Back in 1990, Kenneth Carter was in an automobile accident with an underinsured motorist, one serious enough to exhaust the other party’s limited bodily injury coverage. Carter’s policy allowed him to stack coverage, meaning he probably had $150,000 coming to him. But his insurer didn’t tell him that, instead allowing him to believe that he only had $50,000 in coverage. So Carter sued his Allstate, his insurer, and made a settlement demand for $250,000. (His counsel represented a few other claimants with similar allegations, and made individual settlement demands of up to $6 million for them.) Allstate tried to remove … Continue Reading
At its height, the mass-tort litigation against Merck for its drug Vioxx received a great deal of press attention. And, when Merck settled with most of the plaintiffs, its decision to only settle with attorneys who were willing to resolve their entire inventory of Vioxx cases generated controversy among the legal commentariat.
Last week, one set of plaintiffs’ lawyers placed an unusual coda onto the Vioxx litigation.

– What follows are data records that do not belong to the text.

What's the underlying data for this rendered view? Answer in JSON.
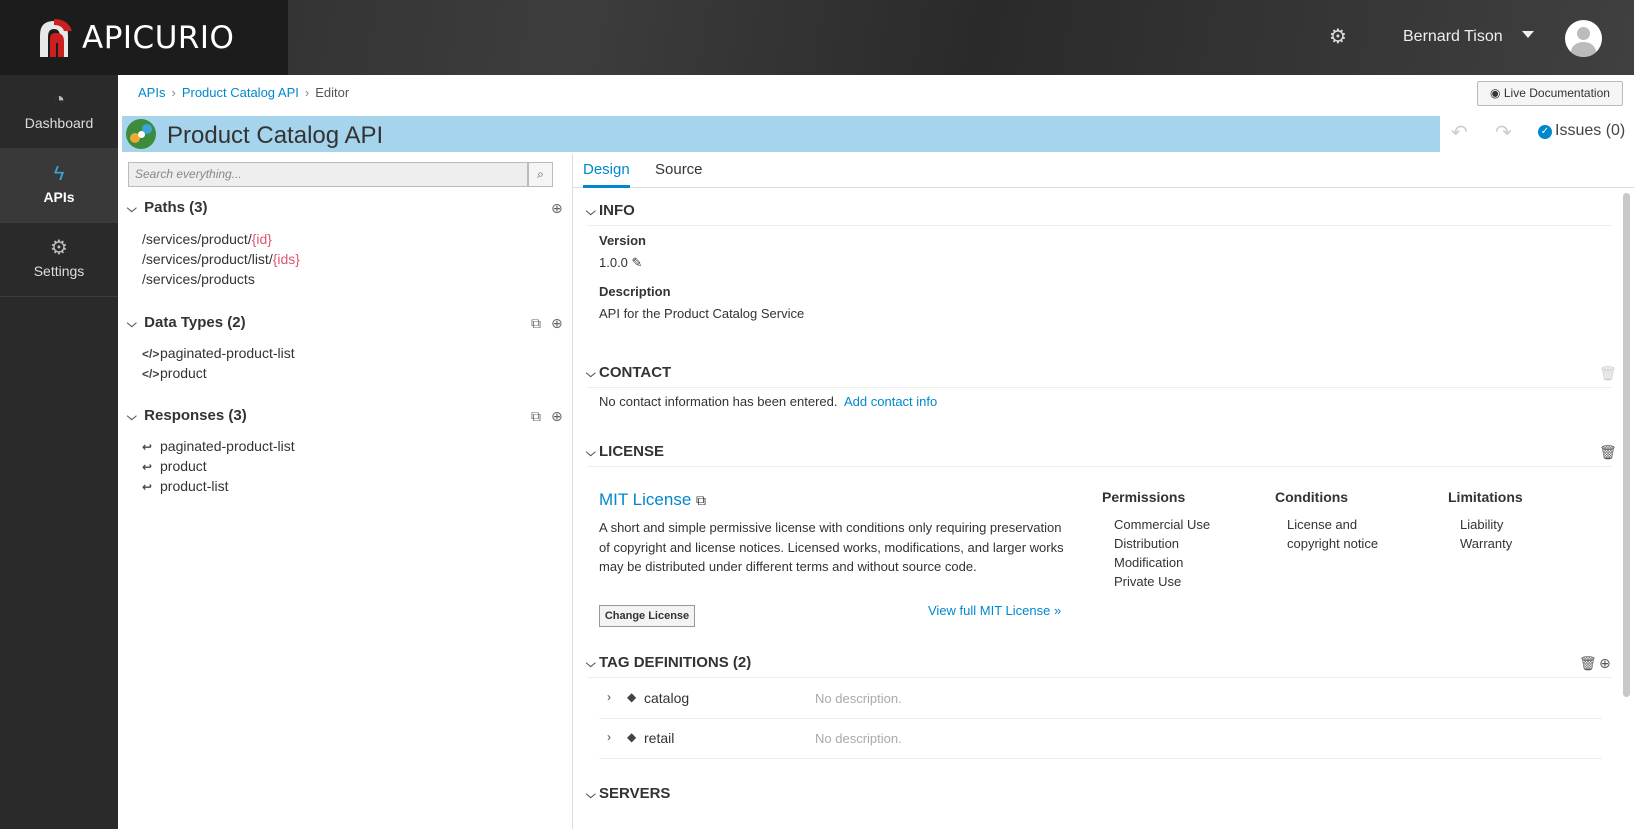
{
  "header": {
    "brand": "APICURIO",
    "user_name": "Bernard Tison"
  },
  "nav": {
    "items": [
      {
        "label": "Dashboard",
        "icon": "dashboard-icon"
      },
      {
        "label": "APIs",
        "icon": "bolt-icon",
        "active": true
      },
      {
        "label": "Settings",
        "icon": "cogs-icon"
      }
    ]
  },
  "breadcrumb": {
    "apis": "APIs",
    "api": "Product Catalog API",
    "current": "Editor",
    "sep": "›"
  },
  "toolbar": {
    "live_doc": "Live Documentation",
    "issues": "Issues (0)"
  },
  "title": "Product Catalog API",
  "search": {
    "placeholder": "Search everything..."
  },
  "tree": {
    "paths_header": "Paths (3)",
    "paths": [
      {
        "base": "/services/product/",
        "param": "{id}"
      },
      {
        "base": "/services/product/list/",
        "param": "{ids}"
      },
      {
        "base": "/services/products",
        "param": ""
      }
    ],
    "datatypes_header": "Data Types (2)",
    "datatypes": [
      "paginated-product-list",
      "product"
    ],
    "responses_header": "Responses (3)",
    "responses": [
      "paginated-product-list",
      "product",
      "product-list"
    ]
  },
  "tabs": {
    "design": "Design",
    "source": "Source"
  },
  "info": {
    "title": "INFO",
    "version_label": "Version",
    "version": "1.0.0",
    "description_label": "Description",
    "description": "API for the Product Catalog Service"
  },
  "contact": {
    "title": "CONTACT",
    "empty": "No contact information has been entered.",
    "add_link": "Add contact info"
  },
  "license": {
    "title": "LICENSE",
    "name": "MIT License",
    "description": "A short and simple permissive license with conditions only requiring preservation of copyright and license notices. Licensed works, modifications, and larger works may be distributed under different terms and without source code.",
    "change_button": "Change License",
    "view_full": "View full MIT License »",
    "permissions_label": "Permissions",
    "permissions": [
      "Commercial Use",
      "Distribution",
      "Modification",
      "Private Use"
    ],
    "conditions_label": "Conditions",
    "conditions_line1": "License and",
    "conditions_line2": "copyright notice",
    "limitations_label": "Limitations",
    "limitations": [
      "Liability",
      "Warranty"
    ]
  },
  "tags": {
    "title": "TAG DEFINITIONS (2)",
    "items": [
      {
        "name": "catalog",
        "description": "No description."
      },
      {
        "name": "retail",
        "description": "No description."
      }
    ]
  },
  "servers": {
    "title": "SERVERS"
  }
}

They filed a class action challenging the Vioxx settlement, Weeks v. Merck & Co., 2012 U.S. Dist. LEXIS 78954 (E.D. La. Jun. 6, 2012).. (They did so on behalf of … Continue Reading
Earlier today, I had the distinct pleasure of presenting at the CLE International Class Action conference in Los Angeles with an old friend of mine, plaintiff’s lawyer Garrett Wotkyns of Schneider Wallace. The topic was The Gauntlet: Early Challenges to Class Certification, which regular readers will know is a topic near and dear to my heart. (Cue joke about defense lawyers’ hearts.)
The slides, which contain only a few in-jokes and as many obscure Clint Eastwood references as we could cram in, are available for download here.
Many thanks to the nice folks at CLE International for … Continue Reading
This week’s case is the first known follow-up to the Sixth Circuit’s Pilgrim opinion, Rikos v. Proctor & Gamble Co., 2012 U.S. Dist. LEXIS 25104, (S.D. Ohio 2012). In Rikos, the plaintiff sued Proctor & Gamble for allegedly misrepresenting the ability of its product Align to aid in digestion. The plaintiff filed in the Southern District of California, and asserted claims on behalf of a nationwide class.
Proctor & Gamble promptly transferred the case to the Southern District of Ohio. Then it moved to dismiss. (The court granted the motion to dismiss claims for injunctive relief, denied it for … Continue Reading
This was a busy year for class-action jurisprudence. Clearly, most of the Supreme Court cases had some effect on class action practice. But the district and appellate courts also rendered a host of rulings this year that significantly affect class-action practice. Despite what a number of academics and plaintiffs’ lawyers have claimed, the class action is not dead. That said, it’s probably true, to quote plaintiff’s lawyer Daniel Girard, that while the "death of the class action" is overstated, the "Golden Age of the private attorney-general" is over. There were so many interesting opinions in the past year, … Continue Reading
Last week, the Sixth Circuit affirmed a trial court’s decision striking class allegations where a proposed nationwide class would necessarily invoke the laws of fifty different jurisdictions. (Russell Jackson has an excellent writeup of the opinion here.) There is no question the opinion is a useful one for defendants. And, since it’s the first appellate opinion on a motion to strike in decades, it may be time for an overview of where the motion to strike class allegations stands today.
In the past year, a large number of motions to strike have been filed. (I count at least 25 … Continue Reading